Minnesota's reforms lead the way toward accountable care model

Minnesota's 2008 healthcare reforms have laid the foundation for an expansion of the "accountable care" model of integrated and coordinated healthcare delivery, according to a new report.

The report by The Commonwealth Fund and the National Academy for State Health Policy examines landmark health reform legislation that Minnesota enacted to make healthcare delivery more efficient and reduce costs.

Anne Gauthier of the NASHP, the report's lead author, said the state's efforts to transform care delivery offer insights for other states contemplating similar changes and for federal officials charged with implementing national health reform.

Gauthier said Minnesota's reforms have allowed the "accountable care" model – as well as other models of bundled payment – to gain considerable traction in the state.

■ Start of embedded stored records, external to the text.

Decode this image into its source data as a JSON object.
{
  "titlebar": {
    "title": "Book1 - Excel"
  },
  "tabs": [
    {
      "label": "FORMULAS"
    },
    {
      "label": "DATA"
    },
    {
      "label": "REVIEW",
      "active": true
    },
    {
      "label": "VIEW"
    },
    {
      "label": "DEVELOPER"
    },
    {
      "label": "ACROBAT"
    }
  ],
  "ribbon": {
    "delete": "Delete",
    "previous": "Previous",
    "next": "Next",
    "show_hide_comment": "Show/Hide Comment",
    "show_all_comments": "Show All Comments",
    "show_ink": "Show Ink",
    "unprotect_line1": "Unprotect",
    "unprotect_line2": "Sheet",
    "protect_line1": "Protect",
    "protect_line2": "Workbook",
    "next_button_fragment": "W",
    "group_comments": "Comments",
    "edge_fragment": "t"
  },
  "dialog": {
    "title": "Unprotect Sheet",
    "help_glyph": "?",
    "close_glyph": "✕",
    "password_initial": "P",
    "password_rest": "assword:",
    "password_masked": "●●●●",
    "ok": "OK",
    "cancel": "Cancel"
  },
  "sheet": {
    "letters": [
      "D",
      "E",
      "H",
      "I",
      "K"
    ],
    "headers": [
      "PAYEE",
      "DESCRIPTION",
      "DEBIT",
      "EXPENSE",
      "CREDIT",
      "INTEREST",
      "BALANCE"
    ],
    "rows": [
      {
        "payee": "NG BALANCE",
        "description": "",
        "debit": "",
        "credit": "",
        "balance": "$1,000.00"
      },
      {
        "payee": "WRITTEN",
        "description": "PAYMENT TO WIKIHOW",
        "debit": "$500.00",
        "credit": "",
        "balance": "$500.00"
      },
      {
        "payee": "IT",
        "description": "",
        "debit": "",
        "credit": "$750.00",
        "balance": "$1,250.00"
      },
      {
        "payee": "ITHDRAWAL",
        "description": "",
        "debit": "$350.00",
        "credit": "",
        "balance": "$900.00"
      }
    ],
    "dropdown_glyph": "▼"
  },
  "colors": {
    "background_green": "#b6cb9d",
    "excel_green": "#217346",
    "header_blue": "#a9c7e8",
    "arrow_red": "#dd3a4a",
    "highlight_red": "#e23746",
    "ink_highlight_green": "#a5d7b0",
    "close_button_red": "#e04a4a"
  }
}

As demonstrations of accountable care organizations and other payment reforms proceed under the federal Patient Protection and Affordable Care Act, the report says Minnesota will serve as an "excellent testing ground."

In addition to establishing a statewide health improvement program and enhancements to insurance coverage, Minnesota's reforms call for:

  • the collection and reporting of all-payer healthcare encounter data to make healthcare pricing and quality more transparent to purchasers and consumers;
  • the transparent ranking of providers, based on a combination of risk-adjusted cost and quality measures;
  • uniform definitions for at least seven "baskets of care," and standard quality measurements for those baskets;
  • a single, statewide system of quality-based incentive payments to healthcare providers, to be used by both public and private payers; and
  • standards for certifying providers as medical homes that coordinate care for people with complex or chronic conditions, and additional care coordination payments to providers meeting those standards.